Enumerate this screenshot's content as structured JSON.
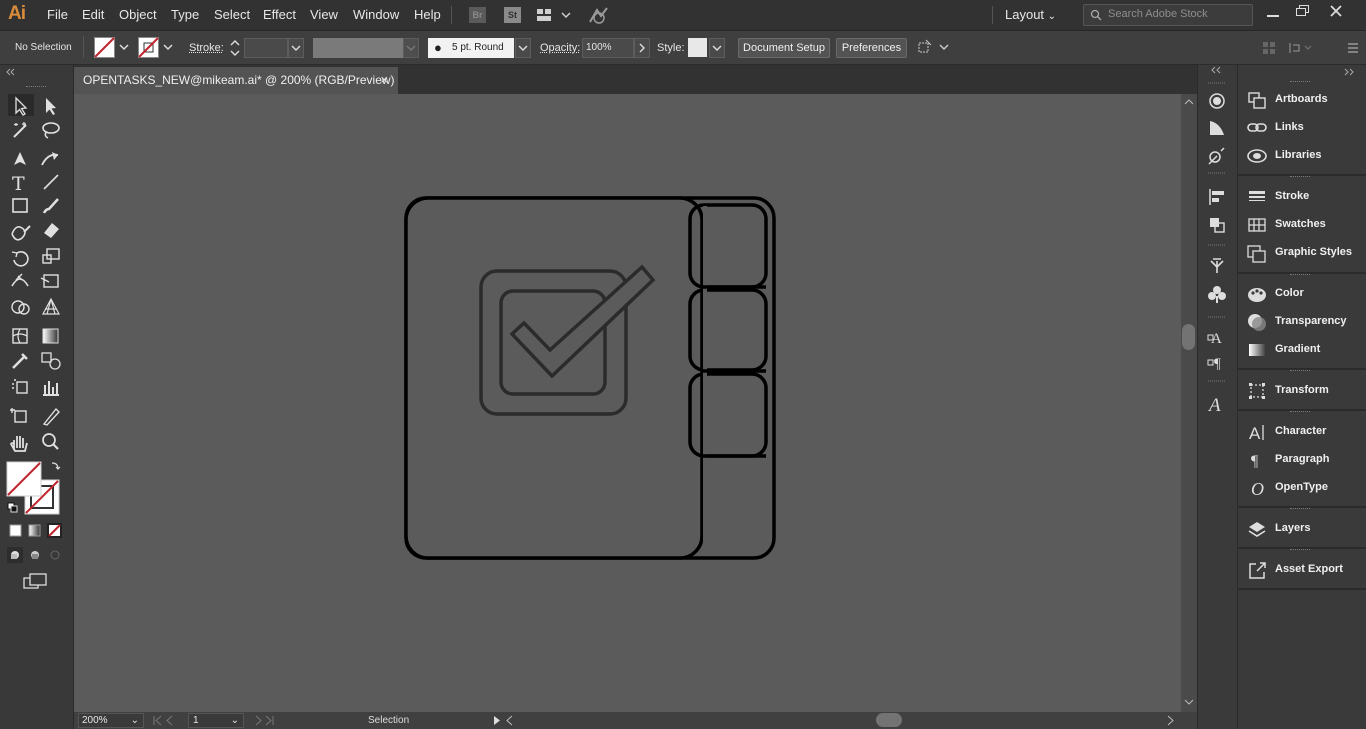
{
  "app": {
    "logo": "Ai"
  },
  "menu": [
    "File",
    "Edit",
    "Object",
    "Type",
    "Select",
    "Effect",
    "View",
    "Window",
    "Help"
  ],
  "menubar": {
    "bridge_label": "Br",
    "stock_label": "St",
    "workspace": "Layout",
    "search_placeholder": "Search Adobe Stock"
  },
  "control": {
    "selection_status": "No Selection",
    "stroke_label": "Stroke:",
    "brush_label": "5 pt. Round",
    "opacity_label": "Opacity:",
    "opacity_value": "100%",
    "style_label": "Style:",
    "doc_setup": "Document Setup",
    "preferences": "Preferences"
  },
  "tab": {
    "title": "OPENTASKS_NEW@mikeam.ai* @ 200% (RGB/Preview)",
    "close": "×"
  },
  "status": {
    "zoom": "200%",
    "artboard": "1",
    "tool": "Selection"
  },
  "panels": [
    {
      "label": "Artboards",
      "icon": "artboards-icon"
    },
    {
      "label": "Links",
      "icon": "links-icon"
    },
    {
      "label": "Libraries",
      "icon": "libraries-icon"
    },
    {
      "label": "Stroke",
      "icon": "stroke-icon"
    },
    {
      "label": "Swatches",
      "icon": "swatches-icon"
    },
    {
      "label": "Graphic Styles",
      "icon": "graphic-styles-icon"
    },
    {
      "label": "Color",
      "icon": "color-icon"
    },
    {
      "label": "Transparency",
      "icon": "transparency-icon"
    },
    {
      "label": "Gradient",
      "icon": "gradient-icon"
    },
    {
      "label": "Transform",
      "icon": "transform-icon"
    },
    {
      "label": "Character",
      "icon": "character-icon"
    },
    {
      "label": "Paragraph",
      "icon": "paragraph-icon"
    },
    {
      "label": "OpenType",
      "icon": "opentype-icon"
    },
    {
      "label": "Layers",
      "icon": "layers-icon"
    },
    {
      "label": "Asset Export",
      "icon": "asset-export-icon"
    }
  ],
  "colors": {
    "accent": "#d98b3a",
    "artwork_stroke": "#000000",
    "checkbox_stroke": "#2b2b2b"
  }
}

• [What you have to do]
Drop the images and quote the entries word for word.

• [Output below]
Enumerate this screenshot's content as structured JSON.
{
  "app": {
    "logo": "Ai"
  },
  "menu": [
    "File",
    "Edit",
    "Object",
    "Type",
    "Select",
    "Effect",
    "View",
    "Window",
    "Help"
  ],
  "menubar": {
    "bridge_label": "Br",
    "stock_label": "St",
    "workspace": "Layout",
    "search_placeholder": "Search Adobe Stock"
  },
  "control": {
    "selection_status": "No Selection",
    "stroke_label": "Stroke:",
    "brush_label": "5 pt. Round",
    "opacity_label": "Opacity:",
    "opacity_value": "100%",
    "style_label": "Style:",
    "doc_setup": "Document Setup",
    "preferences": "Preferences"
  },
  "tab": {
    "title": "OPENTASKS_NEW@mikeam.ai* @ 200% (RGB/Preview)",
    "close": "×"
  },
  "status": {
    "zoom": "200%",
    "artboard": "1",
    "tool": "Selection"
  },
  "panels": [
    {
      "label": "Artboards",
      "icon": "artboards-icon"
    },
    {
      "label": "Links",
      "icon": "links-icon"
    },
    {
      "label": "Libraries",
      "icon": "libraries-icon"
    },
    {
      "label": "Stroke",
      "icon": "stroke-icon"
    },
    {
      "label": "Swatches",
      "icon": "swatches-icon"
    },
    {
      "label": "Graphic Styles",
      "icon": "graphic-styles-icon"
    },
    {
      "label": "Color",
      "icon": "color-icon"
    },
    {
      "label": "Transparency",
      "icon": "transparency-icon"
    },
    {
      "label": "Gradient",
      "icon": "gradient-icon"
    },
    {
      "label": "Transform",
      "icon": "transform-icon"
    },
    {
      "label": "Character",
      "icon": "character-icon"
    },
    {
      "label": "Paragraph",
      "icon": "paragraph-icon"
    },
    {
      "label": "OpenType",
      "icon": "opentype-icon"
    },
    {
      "label": "Layers",
      "icon": "layers-icon"
    },
    {
      "label": "Asset Export",
      "icon": "asset-export-icon"
    }
  ],
  "colors": {
    "accent": "#d98b3a",
    "artwork_stroke": "#000000",
    "checkbox_stroke": "#2b2b2b"
  }
}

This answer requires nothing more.